[[ Study material open ]]
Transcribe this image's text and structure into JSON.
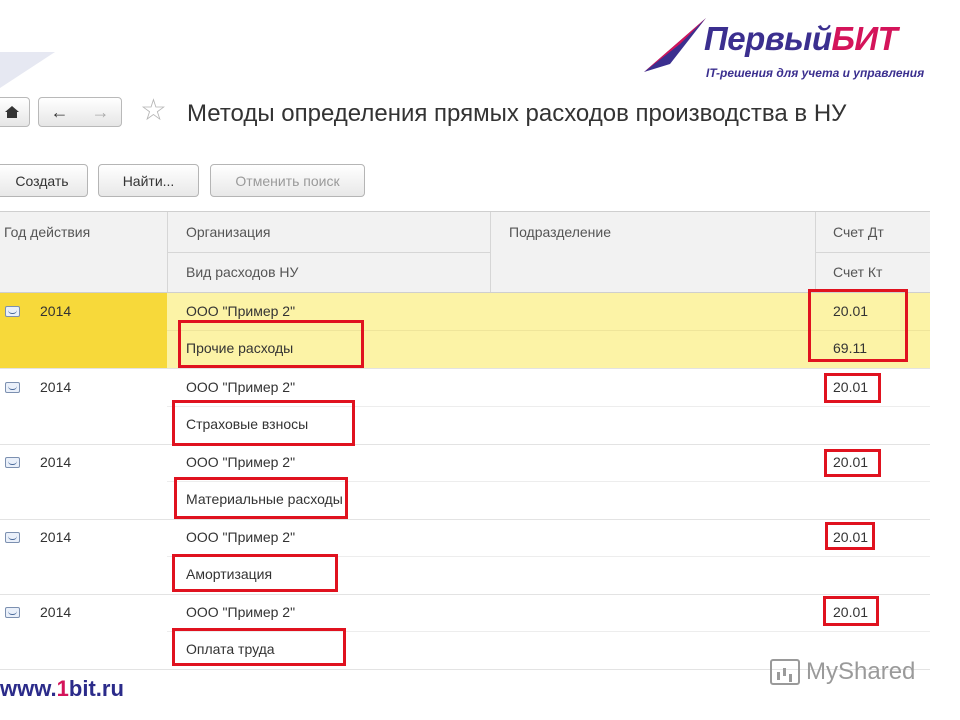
{
  "logo": {
    "title_part1": "Первый",
    "title_part2": "БИТ",
    "subtitle": "IT-решения для учета и управления"
  },
  "header": {
    "title": "Методы определения прямых расходов производства в НУ"
  },
  "toolbar": {
    "create_label": "Создать",
    "find_label": "Найти...",
    "cancel_search_label": "Отменить поиск"
  },
  "table": {
    "columns": {
      "year": "Год действия",
      "organization": "Организация",
      "expense_type": "Вид расходов НУ",
      "department": "Подразделение",
      "account_dt": "Счет Дт",
      "account_kt": "Счет Кт"
    },
    "rows": [
      {
        "year": "2014",
        "organization": "ООО \"Пример 2\"",
        "expense_type": "Прочие расходы",
        "department": "",
        "account_dt": "20.01",
        "account_kt": "69.11",
        "selected": true
      },
      {
        "year": "2014",
        "organization": "ООО \"Пример 2\"",
        "expense_type": "Страховые взносы",
        "department": "",
        "account_dt": "20.01",
        "account_kt": "",
        "selected": false
      },
      {
        "year": "2014",
        "organization": "ООО \"Пример 2\"",
        "expense_type": "Материальные расходы",
        "department": "",
        "account_dt": "20.01",
        "account_kt": "",
        "selected": false
      },
      {
        "year": "2014",
        "organization": "ООО \"Пример 2\"",
        "expense_type": "Амортизация",
        "department": "",
        "account_dt": "20.01",
        "account_kt": "",
        "selected": false
      },
      {
        "year": "2014",
        "organization": "ООО \"Пример 2\"",
        "expense_type": "Оплата труда",
        "department": "",
        "account_dt": "20.01",
        "account_kt": "",
        "selected": false
      }
    ]
  },
  "footer": {
    "url_prefix": "www.",
    "url_num": "1",
    "url_suffix": "bit.ru",
    "watermark": "MyShared"
  },
  "colors": {
    "selected_row": "#fcf3a6",
    "selected_year_cell": "#f7d93a",
    "highlight_border": "#e0121f",
    "brand_blue": "#3b2f8f",
    "brand_pink": "#d4145a"
  }
}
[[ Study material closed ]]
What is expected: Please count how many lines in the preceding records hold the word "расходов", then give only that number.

Response area: 2